After breakfast Felipe shows me around the stables – the tack room, office and hacienda paddocks. Then we set off on a two hour ride, we go out along the avenue and out onto the cobbled roads. Turning down a track by a little farmhouse we pass by curious pyramids called Caranqui Mounds, which were constructed around 1200 A.D. These earthen mounds were necessary to protect buildings such as huts, sheds and temples from the humidity of the ground.
We ride to the foot of a mountain, dismount and tie up our horses. Through a gate and along a short path and we reach the Condor Project. This project aims to boost the breeding of the Andean Condor and to release juveniles into the wild. You cannot successfully release adult condors into the wild and so the Condor House is home to 7 adult condors, which have either been born in captivity or have been so badly injured that they would not survive if released. One pair are incubating an egg and the plan is to team up with Quito Zoo (who currently have two juveniles) to release the three condors into the wild.
I was lucky enough to see not only the 7 condors in captivity, but also see three wild condors in the surrounding area. They are absolutely magnificent birds; an adult male flew ride over our heads and it was the perfect chance to appreciate just how big they are (their wingspan can reach up to 10 feet!). With only about 50 condors left in the wild in Ecuador, now is the time to act. Please ask if you would like to learn more about the condor project at Zuleta. Zuleta also have a project researching spectacle bears and there is a feeding platform and camera up above the condor house.

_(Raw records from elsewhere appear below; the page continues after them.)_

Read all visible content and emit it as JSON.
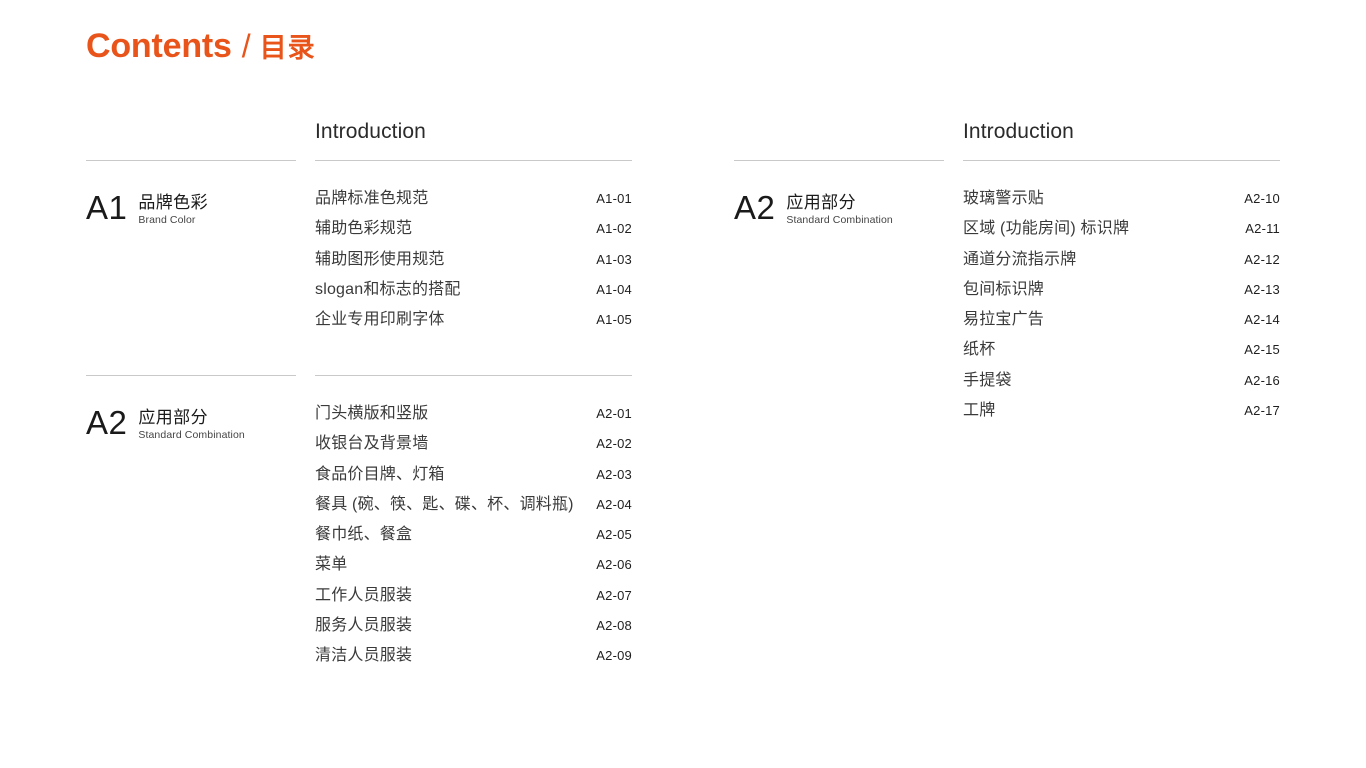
{
  "title": {
    "en": "Contents",
    "separator": "/",
    "cn": "目录"
  },
  "theme": {
    "accent": "#E8541A",
    "text": "#3a3a3a",
    "rule": "#c9c9c9",
    "background": "#ffffff"
  },
  "columns": [
    {
      "id": "left",
      "intro_label": "Introduction",
      "sections": [
        {
          "code": "A1",
          "name_cn": "品牌色彩",
          "name_en": "Brand Color",
          "entries": [
            {
              "title": "品牌标准色规范",
              "code": "A1-01"
            },
            {
              "title": "辅助色彩规范",
              "code": "A1-02"
            },
            {
              "title": "辅助图形使用规范",
              "code": "A1-03"
            },
            {
              "title": "slogan和标志的搭配",
              "code": "A1-04"
            },
            {
              "title": "企业专用印刷字体",
              "code": "A1-05"
            }
          ]
        },
        {
          "code": "A2",
          "name_cn": "应用部分",
          "name_en": "Standard Combination",
          "entries": [
            {
              "title": "门头横版和竖版",
              "code": "A2-01"
            },
            {
              "title": "收银台及背景墙",
              "code": "A2-02"
            },
            {
              "title": "食品价目牌、灯箱",
              "code": "A2-03"
            },
            {
              "title": "餐具 (碗、筷、匙、碟、杯、调料瓶)",
              "code": "A2-04"
            },
            {
              "title": "餐巾纸、餐盒",
              "code": "A2-05"
            },
            {
              "title": "菜单",
              "code": "A2-06"
            },
            {
              "title": "工作人员服装",
              "code": "A2-07"
            },
            {
              "title": "服务人员服装",
              "code": "A2-08"
            },
            {
              "title": "清洁人员服装",
              "code": "A2-09"
            }
          ]
        }
      ]
    },
    {
      "id": "right",
      "intro_label": "Introduction",
      "sections": [
        {
          "code": "A2",
          "name_cn": "应用部分",
          "name_en": "Standard Combination",
          "entries": [
            {
              "title": "玻璃警示贴",
              "code": "A2-10"
            },
            {
              "title": "区域 (功能房间) 标识牌",
              "code": "A2-11"
            },
            {
              "title": "通道分流指示牌",
              "code": "A2-12"
            },
            {
              "title": "包间标识牌",
              "code": "A2-13"
            },
            {
              "title": "易拉宝广告",
              "code": "A2-14"
            },
            {
              "title": "纸杯",
              "code": "A2-15"
            },
            {
              "title": "手提袋",
              "code": "A2-16"
            },
            {
              "title": "工牌",
              "code": "A2-17"
            }
          ]
        }
      ]
    }
  ]
}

They have known about sixteen different bears to be in the area, although only three have been seen more recently.
In the afternoon we had a super ride through the Zuleta valley, passing through the community and seeing rural life at its best. Pigs and cows are tethered close to the house and children come out to wave at the horses. The mountain views are magnificent, the green valleys giving way to towering peaks and the awesome Cayambe Volcano beyond.

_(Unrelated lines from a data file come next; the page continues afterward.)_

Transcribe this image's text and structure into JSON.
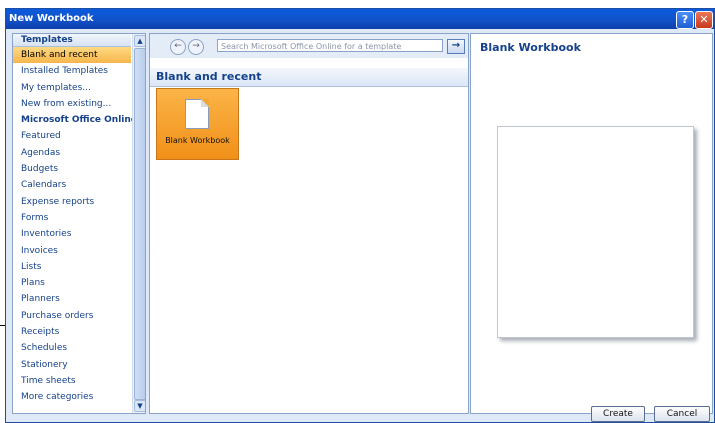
{
  "window": {
    "title": "New Workbook",
    "help_glyph": "?",
    "close_glyph": "✕"
  },
  "templates": {
    "header": "Templates",
    "items": [
      "Blank and recent",
      "Installed Templates",
      "My templates...",
      "New from existing...",
      "Microsoft Office Online",
      "Featured",
      "Agendas",
      "Budgets",
      "Calendars",
      "Expense reports",
      "Forms",
      "Inventories",
      "Invoices",
      "Lists",
      "Plans",
      "Planners",
      "Purchase orders",
      "Receipts",
      "Schedules",
      "Stationery",
      "Time sheets",
      "More categories"
    ],
    "selected_index": 0,
    "bold_index": 4
  },
  "nav": {
    "back_glyph": "←",
    "forward_glyph": "→",
    "search_placeholder": "Search Microsoft Office Online for a template",
    "go_glyph": "→"
  },
  "middle": {
    "section_title": "Blank and recent",
    "tile_label": "Blank Workbook"
  },
  "preview": {
    "title": "Blank Workbook"
  },
  "buttons": {
    "create": "Create",
    "cancel": "Cancel"
  },
  "colors": {
    "titlebar": "#0a5bdc",
    "selected_item": "#f8b64c",
    "tile": "#f19018",
    "accent_text": "#15428b"
  }
}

The next day I get up early and ride with Felipe to the horses’ pasture. We round up the herd and usher them the 5km back to the hacienda. By 8am we are definitely ready for breakfast!
Today we ride through neighbouring villages and stop for a picnic lunch on the banks of a stream. My mount today belongs to Fernando (an owner of Hacienda Zuleta), he is called Valentin and is a loveable rogue, forward going and just a little bit cheeky! Returning to the hacienda by a different route we climb up from the valley floor, descend the other side and have some lovely canters along the grass verges.
You are welcome to fill up your days with horses, but when you are not riding there is plenty to do at Hacienda Zuleta. You can take a tour of the cheese factory, hike one of the numerous walking trails, take a carriage ride or visit the embroidery shops in the village. At dinner I meet an American guest who is on her sixth visit. Her favourite horse is waiting for her each time she comes, as is Jose her favourite guide. Sometimes she visits with a group of friends and sometimes she comes alone. She loves to stay here she tells me, it is like visiting family. I have been keen to see Ecuador for some years now and now I have been lucky enough to visit. I had expectations of dramatic mountain scenery, a strong horse culture, wide open spaces, untouched landscapes and fantastic riding. Did it live up to my expectations? Without a doubt.